View Article: PubMed Central - PubMed

Affiliation: Department of Experimental Medical Science, Neuronano Research Centre, Lund University Lund, Sweden ; The Nanometer Structure Consortium, Lund University Lund, Sweden.

ABSTRACT

Background: A major challenge in the field of neural interfaces is to overcome the problem of poor stability of neuronal recordings, which impedes long-term studies of individual neurons in the brain. Conceivably, unstable recordings reflect relative movements between electrode and tissue. To address this challenge, we have developed a new ultra-flexible electrode array and evaluated its performance in awake non-restrained animals.

Methods: An array of eight separated gold leads (4 × 10 μm), individually flexible in 3D, were cut from a gold sheet using laser milling and insulated with Parylene C. To provide structural support during implantation into rat cortex, the electrode array was embedded in a hard gelatin based material, which dissolves after implantation. Recordings were made during 3 weeks. At termination, the animals were perfused with fixative and frozen to prevent dislocation of the implanted electrodes. A thick slice of brain tissue, with the electrode array still in situ, was made transparent using methyl salicylate to evaluate the conformation of the implanted electrode array.

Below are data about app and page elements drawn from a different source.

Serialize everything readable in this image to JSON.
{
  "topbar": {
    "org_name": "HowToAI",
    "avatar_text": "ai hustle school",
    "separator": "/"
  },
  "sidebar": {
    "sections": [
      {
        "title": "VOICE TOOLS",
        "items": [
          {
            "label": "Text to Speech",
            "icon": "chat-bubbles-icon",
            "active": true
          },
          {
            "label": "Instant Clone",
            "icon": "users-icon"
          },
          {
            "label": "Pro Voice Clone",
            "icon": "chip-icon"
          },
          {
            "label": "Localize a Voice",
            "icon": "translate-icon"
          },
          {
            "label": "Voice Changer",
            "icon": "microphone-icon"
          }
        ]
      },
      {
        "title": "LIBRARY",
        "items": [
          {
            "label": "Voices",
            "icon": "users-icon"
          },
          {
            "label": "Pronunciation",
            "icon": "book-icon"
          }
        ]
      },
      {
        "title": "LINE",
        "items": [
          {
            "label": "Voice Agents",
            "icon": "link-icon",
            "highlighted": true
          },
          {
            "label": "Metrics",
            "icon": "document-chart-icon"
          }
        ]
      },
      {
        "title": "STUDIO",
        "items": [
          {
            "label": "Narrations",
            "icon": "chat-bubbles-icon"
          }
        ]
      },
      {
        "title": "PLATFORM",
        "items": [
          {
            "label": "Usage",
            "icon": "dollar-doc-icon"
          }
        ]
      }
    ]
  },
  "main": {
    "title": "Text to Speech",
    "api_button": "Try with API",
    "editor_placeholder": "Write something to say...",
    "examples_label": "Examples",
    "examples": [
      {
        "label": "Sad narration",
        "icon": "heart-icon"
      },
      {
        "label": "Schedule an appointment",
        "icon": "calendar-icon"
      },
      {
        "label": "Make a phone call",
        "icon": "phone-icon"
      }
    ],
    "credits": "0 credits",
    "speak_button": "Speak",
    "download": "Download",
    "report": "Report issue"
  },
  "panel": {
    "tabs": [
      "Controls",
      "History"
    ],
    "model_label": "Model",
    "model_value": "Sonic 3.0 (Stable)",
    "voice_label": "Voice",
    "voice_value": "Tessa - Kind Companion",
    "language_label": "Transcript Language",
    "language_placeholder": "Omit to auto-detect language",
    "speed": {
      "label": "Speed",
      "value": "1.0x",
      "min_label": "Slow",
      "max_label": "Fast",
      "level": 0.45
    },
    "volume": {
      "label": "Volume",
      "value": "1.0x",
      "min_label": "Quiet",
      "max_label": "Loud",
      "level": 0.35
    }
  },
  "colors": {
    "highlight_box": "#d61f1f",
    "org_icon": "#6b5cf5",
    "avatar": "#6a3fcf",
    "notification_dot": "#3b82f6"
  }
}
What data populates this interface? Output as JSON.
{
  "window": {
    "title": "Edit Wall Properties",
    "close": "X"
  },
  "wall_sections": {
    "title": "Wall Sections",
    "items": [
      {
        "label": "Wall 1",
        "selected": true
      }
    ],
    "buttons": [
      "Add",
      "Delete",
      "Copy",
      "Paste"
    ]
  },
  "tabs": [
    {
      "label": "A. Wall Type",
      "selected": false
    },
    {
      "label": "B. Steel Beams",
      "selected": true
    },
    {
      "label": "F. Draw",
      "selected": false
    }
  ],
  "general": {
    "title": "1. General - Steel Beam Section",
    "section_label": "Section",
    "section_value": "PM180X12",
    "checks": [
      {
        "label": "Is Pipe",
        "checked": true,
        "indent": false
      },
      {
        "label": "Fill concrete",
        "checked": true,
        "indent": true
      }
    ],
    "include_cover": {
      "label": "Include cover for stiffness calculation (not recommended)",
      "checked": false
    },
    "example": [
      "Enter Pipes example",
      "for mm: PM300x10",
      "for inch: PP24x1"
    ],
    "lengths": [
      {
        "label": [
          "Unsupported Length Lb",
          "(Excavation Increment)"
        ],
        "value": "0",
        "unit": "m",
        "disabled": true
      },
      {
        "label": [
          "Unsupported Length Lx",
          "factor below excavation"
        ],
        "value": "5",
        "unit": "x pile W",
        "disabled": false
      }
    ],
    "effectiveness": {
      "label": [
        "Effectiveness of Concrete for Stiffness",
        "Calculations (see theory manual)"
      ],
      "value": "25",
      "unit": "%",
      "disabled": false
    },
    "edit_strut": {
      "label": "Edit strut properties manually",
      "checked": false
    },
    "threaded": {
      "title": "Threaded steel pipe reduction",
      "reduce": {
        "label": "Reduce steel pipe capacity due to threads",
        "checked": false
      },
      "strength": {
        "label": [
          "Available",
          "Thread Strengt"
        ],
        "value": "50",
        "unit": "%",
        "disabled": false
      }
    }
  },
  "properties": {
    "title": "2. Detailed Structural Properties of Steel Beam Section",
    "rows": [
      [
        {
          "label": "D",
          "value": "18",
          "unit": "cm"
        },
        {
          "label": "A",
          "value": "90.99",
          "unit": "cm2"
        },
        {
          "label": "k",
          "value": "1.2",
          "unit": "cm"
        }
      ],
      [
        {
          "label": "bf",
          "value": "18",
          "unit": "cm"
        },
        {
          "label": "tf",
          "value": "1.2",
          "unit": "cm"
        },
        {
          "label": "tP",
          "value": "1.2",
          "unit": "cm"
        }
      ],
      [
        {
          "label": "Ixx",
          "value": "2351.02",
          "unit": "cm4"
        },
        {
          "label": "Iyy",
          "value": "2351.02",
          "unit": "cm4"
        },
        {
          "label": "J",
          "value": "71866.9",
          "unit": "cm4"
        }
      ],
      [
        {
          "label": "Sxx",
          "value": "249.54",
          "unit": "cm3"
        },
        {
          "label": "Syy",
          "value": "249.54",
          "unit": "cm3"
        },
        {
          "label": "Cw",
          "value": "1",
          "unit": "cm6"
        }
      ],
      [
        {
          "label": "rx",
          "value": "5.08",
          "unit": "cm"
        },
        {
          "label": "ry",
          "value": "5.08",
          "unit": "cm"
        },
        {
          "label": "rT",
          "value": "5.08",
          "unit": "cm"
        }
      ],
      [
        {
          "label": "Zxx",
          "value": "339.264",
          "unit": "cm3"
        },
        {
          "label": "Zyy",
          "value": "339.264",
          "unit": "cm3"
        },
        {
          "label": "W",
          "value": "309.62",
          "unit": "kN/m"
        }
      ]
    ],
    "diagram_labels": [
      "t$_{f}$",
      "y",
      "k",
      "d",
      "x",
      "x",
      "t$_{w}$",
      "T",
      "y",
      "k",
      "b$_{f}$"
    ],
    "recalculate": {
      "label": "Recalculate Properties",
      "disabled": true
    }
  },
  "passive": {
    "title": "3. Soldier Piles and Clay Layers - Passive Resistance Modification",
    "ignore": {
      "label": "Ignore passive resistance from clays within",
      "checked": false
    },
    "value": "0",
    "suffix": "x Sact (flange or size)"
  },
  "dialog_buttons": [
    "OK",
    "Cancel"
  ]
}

Results: Median noise levels and signal/noise remained relatively stable during the 3 week observation period; 4.3-5.9 μV and 2.8-4.2, respectively. The spike amplitudes were often quite stable within recording sessions and for 15% of recordings where single-units were identified, the highest-SNR unit had an amplitude higher than 150 μV. In addition, high correlations (>0.96) between unit waveforms recorded at different time points were obtained for 58% of the electrode sites. The structure of the electrode array was well preserved 3 weeks after implantation.

Conclusions: A new implantable multichannel neural interface, comprising electrodes individually flexible in 3D that retain its architecture and functionality after implantation has been developed. Since the new neural interface design is adaptable, it offers a versatile tool to explore the function of various brain structures.

No MeSH data available.


Related in: MedlinePlus